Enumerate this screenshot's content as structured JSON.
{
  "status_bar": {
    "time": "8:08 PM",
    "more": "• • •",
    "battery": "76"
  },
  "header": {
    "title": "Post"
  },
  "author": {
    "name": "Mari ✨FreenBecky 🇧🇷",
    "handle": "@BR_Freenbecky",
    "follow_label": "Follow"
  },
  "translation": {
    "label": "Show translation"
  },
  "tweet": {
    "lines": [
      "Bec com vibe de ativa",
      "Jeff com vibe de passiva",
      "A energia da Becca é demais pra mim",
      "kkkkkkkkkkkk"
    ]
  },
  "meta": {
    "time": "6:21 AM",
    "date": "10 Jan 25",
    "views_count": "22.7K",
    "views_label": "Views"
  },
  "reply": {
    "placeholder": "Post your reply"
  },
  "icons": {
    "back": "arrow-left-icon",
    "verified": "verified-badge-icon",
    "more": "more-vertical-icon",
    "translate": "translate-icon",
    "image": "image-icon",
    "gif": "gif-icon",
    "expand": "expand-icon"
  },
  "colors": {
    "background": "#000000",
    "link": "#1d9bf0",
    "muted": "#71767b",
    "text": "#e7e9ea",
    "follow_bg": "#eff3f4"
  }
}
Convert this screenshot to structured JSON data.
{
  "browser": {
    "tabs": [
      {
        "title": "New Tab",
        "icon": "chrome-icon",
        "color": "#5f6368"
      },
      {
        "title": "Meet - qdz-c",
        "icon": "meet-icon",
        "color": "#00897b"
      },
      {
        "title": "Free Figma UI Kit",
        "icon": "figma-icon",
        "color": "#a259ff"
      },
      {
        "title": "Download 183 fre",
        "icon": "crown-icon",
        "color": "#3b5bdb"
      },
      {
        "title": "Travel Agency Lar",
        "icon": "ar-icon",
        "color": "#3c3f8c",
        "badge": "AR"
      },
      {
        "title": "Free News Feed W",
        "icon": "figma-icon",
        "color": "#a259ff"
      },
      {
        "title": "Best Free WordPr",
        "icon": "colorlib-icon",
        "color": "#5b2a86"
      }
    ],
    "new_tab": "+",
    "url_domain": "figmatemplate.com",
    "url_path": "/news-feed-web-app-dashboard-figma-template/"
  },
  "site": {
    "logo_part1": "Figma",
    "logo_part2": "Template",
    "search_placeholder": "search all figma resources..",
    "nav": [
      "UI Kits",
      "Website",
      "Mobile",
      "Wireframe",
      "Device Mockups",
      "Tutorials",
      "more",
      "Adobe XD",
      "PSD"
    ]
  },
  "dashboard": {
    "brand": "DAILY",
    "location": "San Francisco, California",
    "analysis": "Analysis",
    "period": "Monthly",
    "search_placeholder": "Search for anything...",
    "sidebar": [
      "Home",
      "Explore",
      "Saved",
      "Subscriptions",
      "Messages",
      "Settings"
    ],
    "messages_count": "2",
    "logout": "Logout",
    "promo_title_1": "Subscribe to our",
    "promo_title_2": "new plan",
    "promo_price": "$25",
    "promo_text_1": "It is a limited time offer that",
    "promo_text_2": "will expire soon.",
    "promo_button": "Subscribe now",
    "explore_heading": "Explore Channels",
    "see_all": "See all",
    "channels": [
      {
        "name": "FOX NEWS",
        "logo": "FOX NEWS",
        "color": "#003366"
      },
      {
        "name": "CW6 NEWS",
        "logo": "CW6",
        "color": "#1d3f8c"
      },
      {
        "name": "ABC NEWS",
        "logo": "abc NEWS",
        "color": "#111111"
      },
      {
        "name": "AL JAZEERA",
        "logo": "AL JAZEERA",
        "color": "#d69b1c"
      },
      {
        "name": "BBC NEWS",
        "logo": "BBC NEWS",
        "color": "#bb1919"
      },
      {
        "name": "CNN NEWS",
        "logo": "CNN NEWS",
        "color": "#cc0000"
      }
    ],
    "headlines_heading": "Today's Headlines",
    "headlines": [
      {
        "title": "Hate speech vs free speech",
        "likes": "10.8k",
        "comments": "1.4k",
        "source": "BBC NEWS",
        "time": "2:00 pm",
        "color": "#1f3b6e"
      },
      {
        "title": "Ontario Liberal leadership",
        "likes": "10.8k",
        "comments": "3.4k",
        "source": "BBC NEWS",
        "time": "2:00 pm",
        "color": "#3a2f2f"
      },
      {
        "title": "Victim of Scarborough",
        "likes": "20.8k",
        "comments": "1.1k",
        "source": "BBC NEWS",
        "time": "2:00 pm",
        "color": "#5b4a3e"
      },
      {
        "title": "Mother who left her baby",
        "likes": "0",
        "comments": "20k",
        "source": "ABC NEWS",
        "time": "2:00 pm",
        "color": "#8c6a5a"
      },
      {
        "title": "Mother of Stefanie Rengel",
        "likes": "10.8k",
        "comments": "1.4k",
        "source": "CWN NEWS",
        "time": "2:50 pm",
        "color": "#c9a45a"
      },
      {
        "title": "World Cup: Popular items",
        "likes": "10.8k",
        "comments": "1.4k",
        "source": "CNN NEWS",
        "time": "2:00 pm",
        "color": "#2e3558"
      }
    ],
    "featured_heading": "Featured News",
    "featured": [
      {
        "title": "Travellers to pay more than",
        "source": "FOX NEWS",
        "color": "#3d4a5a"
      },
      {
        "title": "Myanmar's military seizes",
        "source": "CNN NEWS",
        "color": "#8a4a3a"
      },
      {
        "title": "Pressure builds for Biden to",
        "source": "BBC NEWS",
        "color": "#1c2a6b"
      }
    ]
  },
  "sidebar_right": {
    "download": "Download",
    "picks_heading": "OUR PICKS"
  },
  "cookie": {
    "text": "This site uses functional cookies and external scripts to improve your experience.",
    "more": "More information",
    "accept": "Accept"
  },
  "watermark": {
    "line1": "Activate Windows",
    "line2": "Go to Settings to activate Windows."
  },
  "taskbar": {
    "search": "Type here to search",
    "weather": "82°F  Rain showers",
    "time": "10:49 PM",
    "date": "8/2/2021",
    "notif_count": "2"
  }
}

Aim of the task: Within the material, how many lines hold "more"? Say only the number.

Solution to this problem: 5